(Web page and app entries)
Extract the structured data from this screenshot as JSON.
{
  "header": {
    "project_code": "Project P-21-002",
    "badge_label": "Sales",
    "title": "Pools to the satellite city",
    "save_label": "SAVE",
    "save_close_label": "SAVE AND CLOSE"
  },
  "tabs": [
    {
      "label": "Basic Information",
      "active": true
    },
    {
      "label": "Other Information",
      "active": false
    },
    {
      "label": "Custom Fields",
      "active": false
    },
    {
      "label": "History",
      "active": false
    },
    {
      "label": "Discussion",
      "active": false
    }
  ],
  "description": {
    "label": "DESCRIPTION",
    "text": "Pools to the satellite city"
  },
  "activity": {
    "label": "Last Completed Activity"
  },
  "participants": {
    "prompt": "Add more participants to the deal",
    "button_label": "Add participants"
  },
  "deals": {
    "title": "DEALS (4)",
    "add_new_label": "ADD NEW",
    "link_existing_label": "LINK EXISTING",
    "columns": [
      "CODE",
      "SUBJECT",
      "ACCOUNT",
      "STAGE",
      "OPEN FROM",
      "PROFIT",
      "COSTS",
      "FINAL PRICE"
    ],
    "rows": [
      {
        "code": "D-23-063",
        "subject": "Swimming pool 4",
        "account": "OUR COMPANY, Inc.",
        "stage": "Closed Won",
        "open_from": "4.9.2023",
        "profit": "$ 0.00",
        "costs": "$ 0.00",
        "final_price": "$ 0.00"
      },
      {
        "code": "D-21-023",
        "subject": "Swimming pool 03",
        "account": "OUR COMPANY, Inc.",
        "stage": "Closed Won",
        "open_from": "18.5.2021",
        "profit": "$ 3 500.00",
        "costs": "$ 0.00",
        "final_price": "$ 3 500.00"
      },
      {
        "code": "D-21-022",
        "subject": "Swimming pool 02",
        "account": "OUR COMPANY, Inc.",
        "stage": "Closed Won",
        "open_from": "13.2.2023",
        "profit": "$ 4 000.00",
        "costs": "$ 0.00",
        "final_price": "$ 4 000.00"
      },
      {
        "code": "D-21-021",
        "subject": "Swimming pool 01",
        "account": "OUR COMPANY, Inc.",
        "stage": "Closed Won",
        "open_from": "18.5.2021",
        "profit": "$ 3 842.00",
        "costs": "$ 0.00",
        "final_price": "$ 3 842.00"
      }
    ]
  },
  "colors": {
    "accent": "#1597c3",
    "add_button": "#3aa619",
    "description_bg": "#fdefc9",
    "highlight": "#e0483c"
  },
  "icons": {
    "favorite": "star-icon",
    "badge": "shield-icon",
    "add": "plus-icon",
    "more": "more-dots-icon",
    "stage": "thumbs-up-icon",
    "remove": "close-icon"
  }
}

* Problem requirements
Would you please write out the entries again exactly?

* Answer below
Extract the structured data from this screenshot as JSON.
{
  "header": {
    "project_code": "Project P-21-002",
    "badge_label": "Sales",
    "title": "Pools to the satellite city",
    "save_label": "SAVE",
    "save_close_label": "SAVE AND CLOSE"
  },
  "tabs": [
    {
      "label": "Basic Information",
      "active": true
    },
    {
      "label": "Other Information",
      "active": false
    },
    {
      "label": "Custom Fields",
      "active": false
    },
    {
      "label": "History",
      "active": false
    },
    {
      "label": "Discussion",
      "active": false
    }
  ],
  "description": {
    "label": "DESCRIPTION",
    "text": "Pools to the satellite city"
  },
  "activity": {
    "label": "Last Completed Activity"
  },
  "participants": {
    "prompt": "Add more participants to the deal",
    "button_label": "Add participants"
  },
  "deals": {
    "title": "DEALS (4)",
    "add_new_label": "ADD NEW",
    "link_existing_label": "LINK EXISTING",
    "columns": [
      "CODE",
      "SUBJECT",
      "ACCOUNT",
      "STAGE",
      "OPEN FROM",
      "PROFIT",
      "COSTS",
      "FINAL PRICE"
    ],
    "rows": [
      {
        "code": "D-23-063",
        "subject": "Swimming pool 4",
        "account": "OUR COMPANY, Inc.",
        "stage": "Closed Won",
        "open_from": "4.9.2023",
        "profit": "$ 0.00",
        "costs": "$ 0.00",
        "final_price": "$ 0.00"
      },
      {
        "code": "D-21-023",
        "subject": "Swimming pool 03",
        "account": "OUR COMPANY, Inc.",
        "stage": "Closed Won",
        "open_from": "18.5.2021",
        "profit": "$ 3 500.00",
        "costs": "$ 0.00",
        "final_price": "$ 3 500.00"
      },
      {
        "code": "D-21-022",
        "subject": "Swimming pool 02",
        "account": "OUR COMPANY, Inc.",
        "stage": "Closed Won",
        "open_from": "13.2.2023",
        "profit": "$ 4 000.00",
        "costs": "$ 0.00",
        "final_price": "$ 4 000.00"
      },
      {
        "code": "D-21-021",
        "subject": "Swimming pool 01",
        "account": "OUR COMPANY, Inc.",
        "stage": "Closed Won",
        "open_from": "18.5.2021",
        "profit": "$ 3 842.00",
        "costs": "$ 0.00",
        "final_price": "$ 3 842.00"
      }
    ]
  },
  "colors": {
    "accent": "#1597c3",
    "add_button": "#3aa619",
    "description_bg": "#fdefc9",
    "highlight": "#e0483c"
  },
  "icons": {
    "favorite": "star-icon",
    "badge": "shield-icon",
    "add": "plus-icon",
    "more": "more-dots-icon",
    "stage": "thumbs-up-icon",
    "remove": "close-icon"
  }
}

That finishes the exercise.